-------- SUPPLIED ENTRIES --------

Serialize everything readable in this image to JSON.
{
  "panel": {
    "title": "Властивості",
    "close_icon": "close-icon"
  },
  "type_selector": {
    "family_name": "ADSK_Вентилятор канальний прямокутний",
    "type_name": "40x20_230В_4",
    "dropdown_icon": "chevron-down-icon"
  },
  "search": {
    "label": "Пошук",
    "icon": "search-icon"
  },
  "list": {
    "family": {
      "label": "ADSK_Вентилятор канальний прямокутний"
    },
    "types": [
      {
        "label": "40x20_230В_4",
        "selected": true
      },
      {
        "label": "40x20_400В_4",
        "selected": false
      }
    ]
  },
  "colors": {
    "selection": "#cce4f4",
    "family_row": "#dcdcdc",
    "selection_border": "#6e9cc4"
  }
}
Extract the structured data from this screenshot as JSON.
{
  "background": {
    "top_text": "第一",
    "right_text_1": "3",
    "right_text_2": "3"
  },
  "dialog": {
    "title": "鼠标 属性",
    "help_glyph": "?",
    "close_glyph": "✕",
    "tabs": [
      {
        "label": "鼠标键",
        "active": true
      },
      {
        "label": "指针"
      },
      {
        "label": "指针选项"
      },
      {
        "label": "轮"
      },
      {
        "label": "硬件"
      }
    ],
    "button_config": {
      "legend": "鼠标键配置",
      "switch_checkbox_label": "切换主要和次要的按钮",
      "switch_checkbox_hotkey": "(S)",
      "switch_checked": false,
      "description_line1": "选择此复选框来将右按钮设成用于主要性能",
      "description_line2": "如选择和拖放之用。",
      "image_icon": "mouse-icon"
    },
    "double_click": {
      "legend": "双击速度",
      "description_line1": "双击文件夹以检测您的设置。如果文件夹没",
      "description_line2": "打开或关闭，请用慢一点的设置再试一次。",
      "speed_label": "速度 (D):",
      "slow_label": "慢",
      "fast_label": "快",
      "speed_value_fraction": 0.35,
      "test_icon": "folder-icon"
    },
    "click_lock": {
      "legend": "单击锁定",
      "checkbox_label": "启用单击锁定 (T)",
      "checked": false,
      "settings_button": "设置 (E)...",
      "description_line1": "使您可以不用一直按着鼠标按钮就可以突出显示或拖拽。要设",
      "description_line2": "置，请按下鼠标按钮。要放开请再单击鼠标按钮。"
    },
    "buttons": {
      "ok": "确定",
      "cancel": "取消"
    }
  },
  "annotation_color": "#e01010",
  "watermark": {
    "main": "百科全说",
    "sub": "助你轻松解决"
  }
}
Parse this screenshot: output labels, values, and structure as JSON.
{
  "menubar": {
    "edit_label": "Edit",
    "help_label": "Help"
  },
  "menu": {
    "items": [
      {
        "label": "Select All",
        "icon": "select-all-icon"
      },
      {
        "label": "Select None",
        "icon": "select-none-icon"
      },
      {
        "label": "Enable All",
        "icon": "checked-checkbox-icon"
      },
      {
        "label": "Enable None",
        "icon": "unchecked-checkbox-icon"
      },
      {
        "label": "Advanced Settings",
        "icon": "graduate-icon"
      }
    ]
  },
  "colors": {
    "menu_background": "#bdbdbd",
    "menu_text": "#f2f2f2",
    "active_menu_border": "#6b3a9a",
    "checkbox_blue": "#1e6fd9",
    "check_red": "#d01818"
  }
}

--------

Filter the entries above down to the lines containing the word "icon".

    "close_icon": "close-icon"
    "dropdown_icon": "chevron-down-icon"
    "icon": "search-icon"
      "image_icon": "mouse-icon"
      "test_icon": "folder-icon"
        "icon": "select-all-icon"
        "icon": "select-none-icon"
        "icon": "checked-checkbox-icon"
        "icon": "unchecked-checkbox-icon"
        "icon": "graduate-icon"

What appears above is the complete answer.